The Goddess of Dance by Anna Kashina
The Goddess of Dance by Anna Kashina (Dragonwell Publishing, 2012), Book II The Spirits of the Ancient Lands, follows on from The Princess of Dhagabad which was first published in 2000 but is now republished by Dragonwell. As is the way of the world, there will be a third, perhaps without the twelve year gap. So where to start?
Anna Kashina is one of these brave people who not only moves to a new country, but also moves to a country with a different language. When you start off with Russian as your mother tongue, you’re switching from Slavic syntactical systems to a Germanic language, and from the Cyrillic script to our alphabet, both of which slow down the assimilation of the new language. As a result, the English in which this book is written is less naturally idiomatic and slightly more generic. There are also moments when I suspect a thought was first captured in Russian and then translated a little too literally. In a book which is a modern take on the Arabian Nights, this actually works well most of the time. In that context, you expect a more unworldly form of writing with the occasional exotic interlude. For example, “He must be captured back.” is rather more evocative and imperative than a mere, “He must be recaptured.” Except, every now and again, we get a ghastly Americanism. Yes, I know this is a book now published by an American company and intended for sale to local readers. But there should be enough sensitivity in the editors to blue pencil usages like “gotten” or the not infrequent use of “I guess” from an otherwise language neutral text. As it is, there are jarring moments when our Princess and her romantic interest suddenly lapse from an intense exchange into incongruous slanginess. And while we’re on the more technical aspects, I make allowances for only having an ARC to read but this has been typeset by an amateur. Hopefully, the text was reset for sale to the public.
Which brings us to the story itself. Structurally, this is quite an elegant updating of the style and conventions of One Thousand and One Nights which, you will recall, was a frame with multiple embedded short stories. The Goddess of Dance is predominantly a linear story describing a Scheherazade who grows in power as time passes. The mechanism of this empowerment is that she experiences the embedded history of another woman as a dream. As the dream develops, our heroine is fascinated by the dance this role model is learning (rather like the exercise routines you see on YouTube) and begins to get fit in body and mind by practising the moves herself.
For these purposes, let’s speculate that the original Arabian Nights frame is an early feminist tract. The Princess is able to survive and eventually win a reprieve from the paranoid and homicidal King. At the time the stories were being collected and published, most women were treated as chattels and of little intrinsic value. That the King felt able to kill each new wife on the morning after marrying them speaks loudly of his view of women as irredeemably disloyal and the ultimately disposable sex toys. So readers watching a woman talk her way out of a death sentence would see a relatively modern view of women as able to take a mentally ill man in hand and, through the judicious use of talk therapy, restore him to sanity and a more balanced view of the role of women in society. In this story, the amor vincit omnia moment came at the end of the first novel, freed the djinn and restored his human status. We’re now into dealing with the aftermath of having a superpowered magician wandering around without anyone telling him what to do and, perhaps more importantly, what not to do. Well, of course, that wasn’t so much a problem when the Princess was telling him what to do, but there are plenty of really bad people in this world and if they should happen to lay hands on a djinn, they could inflict a lot of damage. So it’s a good job this ex-djinn is basically a nice guy who, despite several thousand years of experience, can still fall in love with the first pretty young thing to flutter her eyelashes at him. The only man we meet with a djinn is a bit dim and easily manipulated by his djinn which is fortunate because, if she was not a brake on him, he would do terrible things (yet more evidence of a woman’s power of persuasion saving the world).

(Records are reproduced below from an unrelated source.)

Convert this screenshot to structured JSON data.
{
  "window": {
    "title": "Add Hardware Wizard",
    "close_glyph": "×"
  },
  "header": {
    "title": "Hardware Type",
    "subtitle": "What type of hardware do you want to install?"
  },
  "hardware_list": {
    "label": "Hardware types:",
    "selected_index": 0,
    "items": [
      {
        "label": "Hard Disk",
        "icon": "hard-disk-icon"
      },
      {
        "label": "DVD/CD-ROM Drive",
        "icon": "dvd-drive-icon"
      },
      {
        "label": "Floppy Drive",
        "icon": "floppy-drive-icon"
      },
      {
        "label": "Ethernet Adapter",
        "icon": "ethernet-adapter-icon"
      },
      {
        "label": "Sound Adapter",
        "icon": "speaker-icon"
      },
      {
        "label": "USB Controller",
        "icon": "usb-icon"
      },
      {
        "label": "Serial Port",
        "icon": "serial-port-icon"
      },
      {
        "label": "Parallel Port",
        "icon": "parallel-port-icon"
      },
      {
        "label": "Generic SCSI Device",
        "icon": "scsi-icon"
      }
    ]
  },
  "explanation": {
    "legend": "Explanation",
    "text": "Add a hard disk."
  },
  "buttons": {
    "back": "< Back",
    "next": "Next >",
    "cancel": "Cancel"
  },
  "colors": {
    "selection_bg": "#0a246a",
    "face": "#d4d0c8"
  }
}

And this is the major problem for me with this book. For the most part, it reads like a YA novel with very simplistic characterisations and a sweet young girl going through trials to toughen her up, and then we have this romantic fiction element with some chaste love, followed by a delicately described orgy, followed by love-at-first-sight (or perhaps it’s a spell) and a one-shot pregnancy deal, followed by more chaste love which finally gets to real sex in the Mills and Boon style of metaphorical writing. Personally, I prefer my fantasies to be more gritty rather than this float-away-on-a-pink-cloud approach to Arabian Nights stories. The Goddess of Dance has all the elements that could have made for a tense and exciting drama but, at every point where Anna Kashina could have introduced a real sense of danger to life and limb, we get the old, “I will struggle while even a single breath is left in my body.” approach to problem solving. While this may go down well in the market for teen female readers who want their spunky, can-do heroine to come through the fire with flags flying and a hose pipe to put out the flames, this jaded old man wants something altogether more edgy and potentially frightening.
From all this, you will understand that you will love this book if you are seventeen, have overdosed on Stephenie Meyer type fiction, and want to see what life is like for Princesses in the Arabian Nights scenario. Everyone else will shake their heads in disbelief that an author could assemble the elements for a potentially great story and then waste every opportunity to write one.
A copy of this book was sent to me for review.